# WORK INSTRUCTIONS
Look at each line of the listing. Copy those that hold the string "screenshot".
....
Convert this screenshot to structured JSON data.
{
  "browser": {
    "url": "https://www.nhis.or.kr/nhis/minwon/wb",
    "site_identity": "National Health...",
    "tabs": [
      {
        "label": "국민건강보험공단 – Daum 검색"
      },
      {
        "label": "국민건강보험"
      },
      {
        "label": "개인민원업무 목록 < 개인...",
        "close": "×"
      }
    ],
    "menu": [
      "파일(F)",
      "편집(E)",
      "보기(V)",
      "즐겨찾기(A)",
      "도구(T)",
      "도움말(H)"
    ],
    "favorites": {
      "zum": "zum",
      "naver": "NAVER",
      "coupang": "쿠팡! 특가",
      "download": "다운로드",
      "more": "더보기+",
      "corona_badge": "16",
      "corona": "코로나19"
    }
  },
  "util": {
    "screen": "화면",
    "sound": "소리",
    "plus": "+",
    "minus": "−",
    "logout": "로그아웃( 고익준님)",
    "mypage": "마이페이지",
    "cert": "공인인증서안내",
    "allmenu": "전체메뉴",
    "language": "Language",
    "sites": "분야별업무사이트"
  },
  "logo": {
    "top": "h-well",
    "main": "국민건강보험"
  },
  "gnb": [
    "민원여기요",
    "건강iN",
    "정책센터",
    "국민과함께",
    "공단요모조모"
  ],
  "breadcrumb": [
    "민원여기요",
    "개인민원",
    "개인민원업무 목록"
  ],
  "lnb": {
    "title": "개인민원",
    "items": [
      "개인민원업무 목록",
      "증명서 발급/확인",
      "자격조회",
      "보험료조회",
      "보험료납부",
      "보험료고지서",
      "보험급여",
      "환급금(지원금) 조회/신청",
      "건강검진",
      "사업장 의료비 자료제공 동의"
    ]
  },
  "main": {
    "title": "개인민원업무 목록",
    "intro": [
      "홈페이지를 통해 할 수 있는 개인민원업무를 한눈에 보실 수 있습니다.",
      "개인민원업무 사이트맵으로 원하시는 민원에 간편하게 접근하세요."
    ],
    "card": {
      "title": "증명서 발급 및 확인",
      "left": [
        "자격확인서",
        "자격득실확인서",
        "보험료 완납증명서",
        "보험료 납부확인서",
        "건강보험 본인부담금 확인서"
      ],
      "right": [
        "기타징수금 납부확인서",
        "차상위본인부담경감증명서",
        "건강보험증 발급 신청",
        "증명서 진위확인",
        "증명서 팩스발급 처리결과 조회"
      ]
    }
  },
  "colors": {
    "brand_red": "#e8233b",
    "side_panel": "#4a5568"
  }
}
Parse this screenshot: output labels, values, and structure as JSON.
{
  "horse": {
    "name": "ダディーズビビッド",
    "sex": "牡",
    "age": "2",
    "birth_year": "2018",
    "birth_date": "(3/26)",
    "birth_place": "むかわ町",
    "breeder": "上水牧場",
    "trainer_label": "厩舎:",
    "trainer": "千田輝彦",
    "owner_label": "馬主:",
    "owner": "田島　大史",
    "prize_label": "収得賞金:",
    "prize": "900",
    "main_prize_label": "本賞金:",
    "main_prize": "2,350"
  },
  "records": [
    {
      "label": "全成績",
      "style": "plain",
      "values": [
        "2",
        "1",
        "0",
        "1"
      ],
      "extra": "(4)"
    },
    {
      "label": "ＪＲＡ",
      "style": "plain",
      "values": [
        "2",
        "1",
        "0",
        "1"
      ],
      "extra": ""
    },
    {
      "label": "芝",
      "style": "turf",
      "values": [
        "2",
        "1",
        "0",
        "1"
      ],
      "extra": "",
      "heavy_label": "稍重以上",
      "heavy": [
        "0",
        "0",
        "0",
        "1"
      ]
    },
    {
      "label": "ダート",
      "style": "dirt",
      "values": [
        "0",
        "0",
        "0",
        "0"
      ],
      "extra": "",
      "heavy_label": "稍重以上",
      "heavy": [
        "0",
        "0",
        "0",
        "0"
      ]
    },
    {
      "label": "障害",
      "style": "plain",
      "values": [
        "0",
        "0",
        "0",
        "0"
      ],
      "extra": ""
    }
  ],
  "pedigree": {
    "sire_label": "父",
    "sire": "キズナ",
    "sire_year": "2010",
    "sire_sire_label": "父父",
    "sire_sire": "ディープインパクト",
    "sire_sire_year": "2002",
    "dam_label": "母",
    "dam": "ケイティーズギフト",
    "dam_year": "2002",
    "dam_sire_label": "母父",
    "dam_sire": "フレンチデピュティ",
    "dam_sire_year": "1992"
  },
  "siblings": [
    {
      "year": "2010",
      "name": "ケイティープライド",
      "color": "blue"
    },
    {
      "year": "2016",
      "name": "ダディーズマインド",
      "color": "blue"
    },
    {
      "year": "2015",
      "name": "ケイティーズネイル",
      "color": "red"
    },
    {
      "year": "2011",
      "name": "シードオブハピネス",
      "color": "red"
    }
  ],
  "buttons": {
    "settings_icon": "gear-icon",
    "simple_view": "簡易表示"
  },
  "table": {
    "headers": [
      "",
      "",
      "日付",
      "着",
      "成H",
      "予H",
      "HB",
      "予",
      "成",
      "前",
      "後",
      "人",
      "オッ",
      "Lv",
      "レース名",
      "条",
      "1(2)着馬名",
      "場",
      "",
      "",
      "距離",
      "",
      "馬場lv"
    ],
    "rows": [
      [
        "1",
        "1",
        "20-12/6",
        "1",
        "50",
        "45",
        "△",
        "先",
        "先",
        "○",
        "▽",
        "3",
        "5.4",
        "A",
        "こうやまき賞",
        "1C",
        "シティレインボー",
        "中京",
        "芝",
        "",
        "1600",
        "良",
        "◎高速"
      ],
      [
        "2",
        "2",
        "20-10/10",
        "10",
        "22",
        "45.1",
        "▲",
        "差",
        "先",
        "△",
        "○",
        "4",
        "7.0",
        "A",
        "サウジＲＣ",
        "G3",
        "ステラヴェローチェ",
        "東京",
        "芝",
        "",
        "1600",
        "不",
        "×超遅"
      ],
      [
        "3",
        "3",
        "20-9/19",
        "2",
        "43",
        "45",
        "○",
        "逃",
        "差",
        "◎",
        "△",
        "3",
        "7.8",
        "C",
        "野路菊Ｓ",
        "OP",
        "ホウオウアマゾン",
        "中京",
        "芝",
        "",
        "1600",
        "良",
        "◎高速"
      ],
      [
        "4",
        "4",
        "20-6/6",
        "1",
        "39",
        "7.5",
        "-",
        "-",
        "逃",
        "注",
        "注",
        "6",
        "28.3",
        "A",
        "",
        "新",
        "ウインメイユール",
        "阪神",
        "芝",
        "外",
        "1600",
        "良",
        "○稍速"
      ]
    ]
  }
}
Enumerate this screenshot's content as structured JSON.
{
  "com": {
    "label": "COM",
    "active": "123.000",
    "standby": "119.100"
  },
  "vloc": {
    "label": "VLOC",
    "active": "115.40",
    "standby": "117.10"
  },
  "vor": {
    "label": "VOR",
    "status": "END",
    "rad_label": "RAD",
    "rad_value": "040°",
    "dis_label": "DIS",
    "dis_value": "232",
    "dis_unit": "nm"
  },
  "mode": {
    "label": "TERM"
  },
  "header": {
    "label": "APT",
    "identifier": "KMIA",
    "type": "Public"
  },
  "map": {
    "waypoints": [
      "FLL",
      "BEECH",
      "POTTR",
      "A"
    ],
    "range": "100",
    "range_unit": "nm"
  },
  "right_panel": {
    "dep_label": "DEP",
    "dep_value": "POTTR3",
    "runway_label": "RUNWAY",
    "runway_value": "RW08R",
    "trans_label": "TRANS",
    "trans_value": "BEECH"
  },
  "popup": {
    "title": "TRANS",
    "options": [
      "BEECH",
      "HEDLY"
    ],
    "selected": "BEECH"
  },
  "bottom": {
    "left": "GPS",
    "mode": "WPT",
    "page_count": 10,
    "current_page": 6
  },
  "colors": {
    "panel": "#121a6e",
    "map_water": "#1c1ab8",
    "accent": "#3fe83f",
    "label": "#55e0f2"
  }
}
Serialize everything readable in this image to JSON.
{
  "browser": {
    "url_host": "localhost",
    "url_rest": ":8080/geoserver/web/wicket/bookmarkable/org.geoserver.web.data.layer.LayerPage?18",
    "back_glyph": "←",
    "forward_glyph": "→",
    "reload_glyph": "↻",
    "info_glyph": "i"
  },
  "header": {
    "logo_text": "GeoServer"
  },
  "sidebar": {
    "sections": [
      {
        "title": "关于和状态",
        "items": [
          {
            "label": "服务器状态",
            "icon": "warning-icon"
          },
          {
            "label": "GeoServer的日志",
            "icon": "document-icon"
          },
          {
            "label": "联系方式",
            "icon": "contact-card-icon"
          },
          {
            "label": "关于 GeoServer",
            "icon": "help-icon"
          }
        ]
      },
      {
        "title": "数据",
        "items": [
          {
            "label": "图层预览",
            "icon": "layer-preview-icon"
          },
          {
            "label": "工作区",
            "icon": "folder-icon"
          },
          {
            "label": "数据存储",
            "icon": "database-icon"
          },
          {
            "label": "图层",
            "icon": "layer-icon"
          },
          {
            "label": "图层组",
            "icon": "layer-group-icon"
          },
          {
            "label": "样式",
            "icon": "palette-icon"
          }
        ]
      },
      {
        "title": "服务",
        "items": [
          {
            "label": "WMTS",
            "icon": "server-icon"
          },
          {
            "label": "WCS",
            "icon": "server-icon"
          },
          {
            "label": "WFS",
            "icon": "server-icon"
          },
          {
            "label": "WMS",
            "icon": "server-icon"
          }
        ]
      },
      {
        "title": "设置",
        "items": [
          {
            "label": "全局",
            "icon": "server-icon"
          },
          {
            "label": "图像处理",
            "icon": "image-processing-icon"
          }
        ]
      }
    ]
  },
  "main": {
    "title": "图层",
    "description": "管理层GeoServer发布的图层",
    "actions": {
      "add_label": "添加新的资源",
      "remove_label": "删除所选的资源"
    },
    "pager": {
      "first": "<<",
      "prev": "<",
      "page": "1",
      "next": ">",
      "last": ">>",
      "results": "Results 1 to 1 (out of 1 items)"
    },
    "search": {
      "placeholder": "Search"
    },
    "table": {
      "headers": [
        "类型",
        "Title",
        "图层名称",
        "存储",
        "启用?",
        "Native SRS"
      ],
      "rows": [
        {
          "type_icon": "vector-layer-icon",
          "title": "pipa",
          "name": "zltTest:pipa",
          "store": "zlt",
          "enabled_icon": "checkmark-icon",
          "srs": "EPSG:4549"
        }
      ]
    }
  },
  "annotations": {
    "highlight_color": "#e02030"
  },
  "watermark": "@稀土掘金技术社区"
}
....
# RESULT OF THIS TASK
Convert this screenshot to structured JSON data.
Parse this screenshot: output labels, values, and structure as JSON.
Enumerate this screenshot's content as structured JSON.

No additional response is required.